HONG KONG • A string of figures critical of China's Communist Party say they have been denied visas to Hong Kong, sparking accusations of a secret "blacklist" that bears signs of Beijing's growing influence over the city.
Taiwanese scholars Wu Rwei-ren and Wu Jieh-min of Taipei's prestigious Academia Sinica, due to speak at a conference in Hong Kong today, are the latest to say their visa applications had been rejected without explanation.
Their cases followed a high-profile incident in October when British activist Benedict Rogers, deputy chairman of the governing Conservative Party's human rights commission, was turned away by immigration after landing for what he said was a private trip.
Mr Rogers has previously criticised the jailing of democracy campaigners in Hong Kong, calling it "one of the most grotesque miscarriages of justice I have seen".
Semi-autonomous Hong Kong enjoys freedoms unseen on the mainland since being handed back to China by Britain in 1997 under a "one country, two systems" deal. But there are rising concerns that those liberties are under threat.
The city's mini-Constitution, the Basic Law, stipulates immigration affairs are managed internally, but analysts say decisions over who is allowed in are increasingly arbitrary and non-transparent, sparking concern that immigration is becoming a political battleground.
"Things that were not considered a threat are now seen as threats," said assistant professor of government and international studies Edmund Cheng at Hong Kong Baptist University.
In a controversial response to media questions over the Rogers case, city leader Carrie Lam refused to provide details about why he was refused entry but suggested that matters of immigration can involve diplomatic considerations, for which Beijing is responsible.
"This redefines some of the boundaries in 'one country, two systems'," Professor Cheng said of Ms Lam's comments.

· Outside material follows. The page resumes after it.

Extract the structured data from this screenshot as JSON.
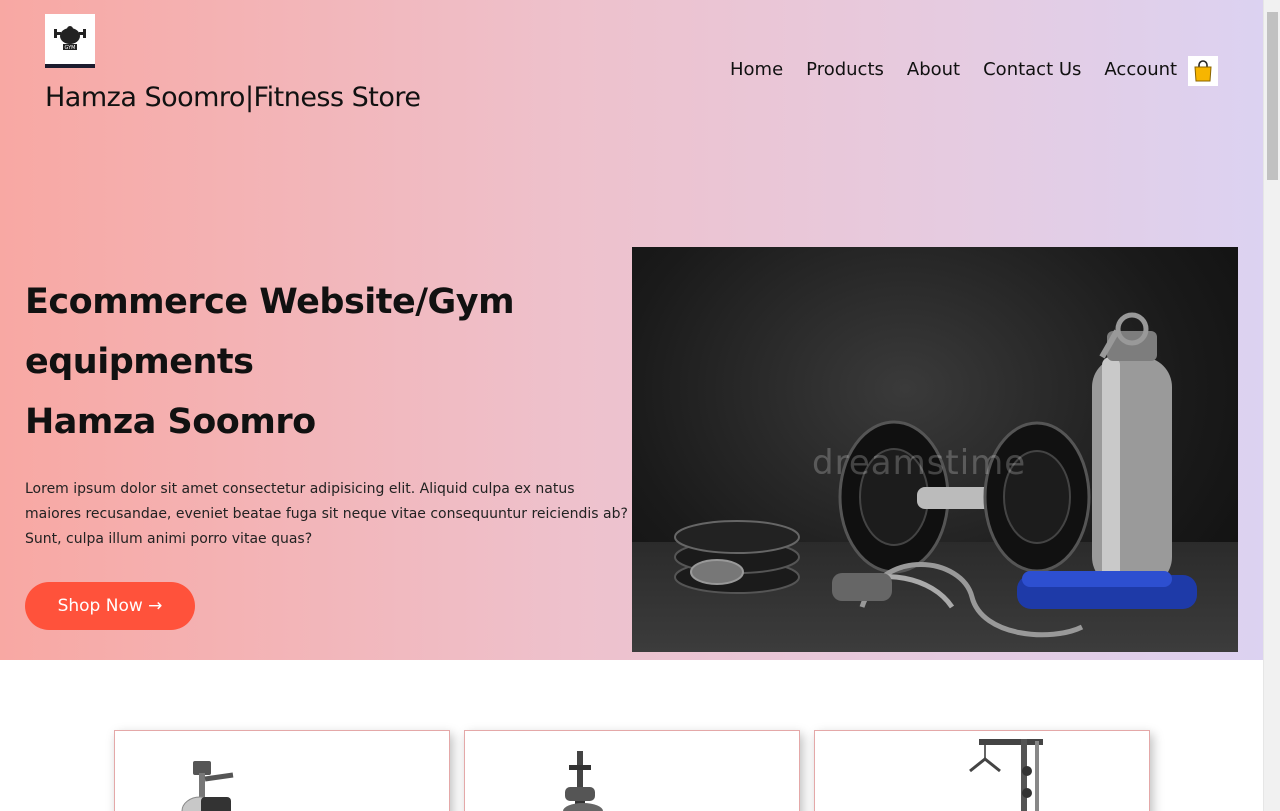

China banned a cross-party delegation of British MPs from entering Hong Kong in 2014, at the height of the mass pro-democracy Umbrella Movement rallies. That visit was part of a foreign affairs committee examination of the former colony's relations with the United Kingdom.
Pro-democracy lawmaker Claudia Mo said she believed Hong Kong was "giving up" its own authority on immigration issues.
"The whole thing was unthinkable 10 years ago, but now it's happening," Ms Mo said.
Rejected Taiwanese scholar Wu Rwei-ren accused the Hong Kong government of having a "blacklist" which was expanding to academics.
Lawmakers from Taiwan's ruling Beijing-sceptic Democratic Progressive Party and the island's top anti-China activists were also previously refused entry to Hong Kong.
"Taiwan's academics have actively participated in social movements," Mr Wu said. He believes Beijing wants to block communication between Taiwanese groups and opposition forces in Hong Kong "to isolate its civil society and render it helpless".
Hong Kong's immigration department said it could not comment on individual cases when asked about the Taiwan scholars' case, saying only it would "consider all the factors" when assessing applications.
Taiwan's Mainland Affairs Council, which deals with cross-strait relations, expressed "regret and dissatisfaction" over the barring of its citizens.